I wanted to experiment with building a whistle. But as usual, I wanted to give the project an extra twist. I wanted one that sounded unusual. So I made this one to play two tones at once, with a "pea" in each chamber to modulate both tones.
I prototyped the concept just by clamping dry pieces of wood together and blowing into it. That way, I could still tweak it to get the right sound.
The two chambers of the whistle are cut with a 1 1/8" and a 1 3/8" drill. The closer the ratio of pitches, the more dissonant the whistle will sound. But if the two pitches are too close to each other, the two chambers of the whistle will pull each other into unison.
(It's probably for this reason that the pea-less Fox-40 whistle has the mouths of the two whistles facing away from each other, to reduce the ability of the two whistle elements to synchronize).
Working out the shape.
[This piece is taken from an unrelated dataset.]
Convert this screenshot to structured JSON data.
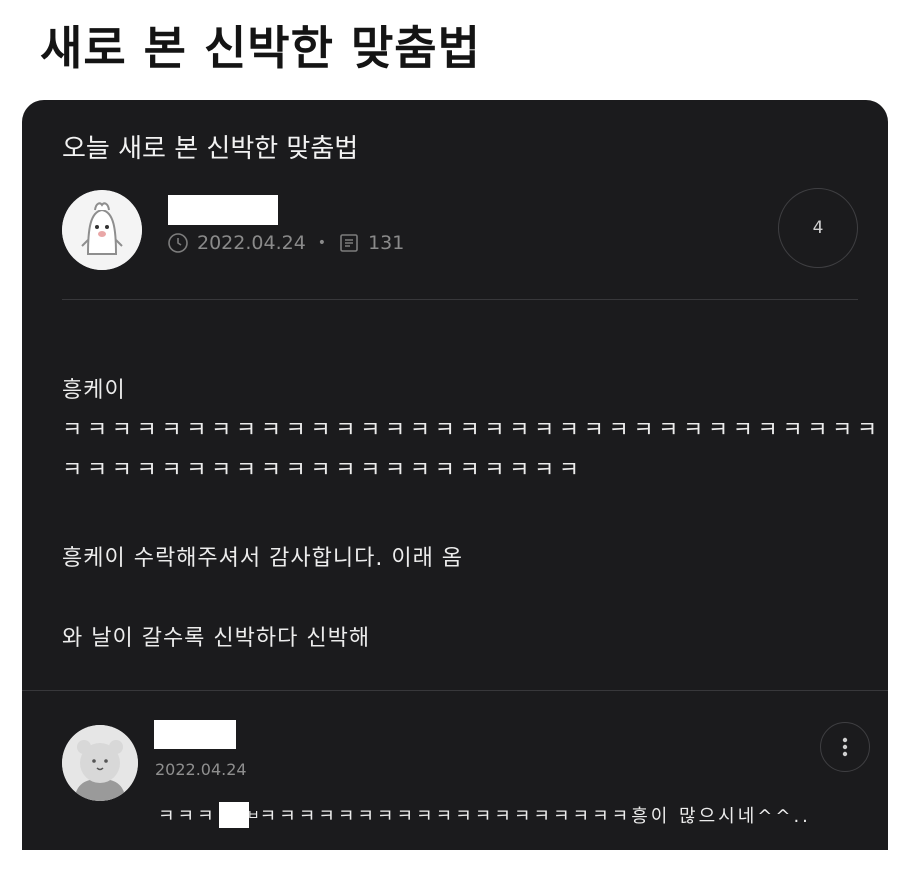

The air in channel is just below tangential to the drilled hole. I cut this out with a bandsaw.
The bandsaw leaves a bit of a rough cut. To get smooth air flow, I sand both sides of what will form the slot for air to go in.
Another trial assembly for testing. I clamp the housing between two pieces of wood, use a wood splint to set the gap in the air inlet, and blow to test it.
I use a piece of pine doweling to make the "pea" to go inside.
The pea must be light, but large enough not to be able to fall out the slot. It also needs to not fully obstruct the slot. Otherwise, it's too likely to plug up the slot and get stuck there.
Now time to glue it together. I glue both bodies to either side of a 2 mm thick piece of hardwood, making sure the inlets, and the outlets of both sides line up.
With both halves glued to the center divider, I cut around the larger cavity to form the overall shape of the whistle. I use a compass, set to about 4 mm, and drag the point along the inside edge of the body to mark the line where I'm cutting.
After that, I glue in the top of the mouthpiece to form the inlet. I use the same splint that I used to set the gap for testing earlier to now set it back to that position.
Cutting some nice dark mahogany for the sides of the whistle. I saw these thin on the table saw. In this case, on my homemade table saw.
I trace the outline of the body on the mahogany, then cut that out on the bandsaw, leaving 1-2 mm around the outline.
Assembling it. Important - don't forget the pea. Also, it's important to not shake it while the glue is drying so the pea won't end up sticking to glue squeezeout.
I glued it up one side at a time. Trying to align everything all at once would be too difficult.
With everything glued up, I trim the mahogany flush with the body of the whistle, and also trim the inlet side.
Finally sanding it. I do the inside curves with my strip sander (I don't have a spindle sander, and the strip sander works much faster anyway).
Completed whistle. With two pitches, both warbling from the pea, it makes an unusual sound. It reminds me of the sound that a loon makes.
The lower of the two holes is a bit larger than ideal - I should have left it smaller so there would be less risk of getting the pea stuck in the slot.
It would be a good idea to finish the whistle with a food grade finish before it discolours too much from usage. I have not done that on mine.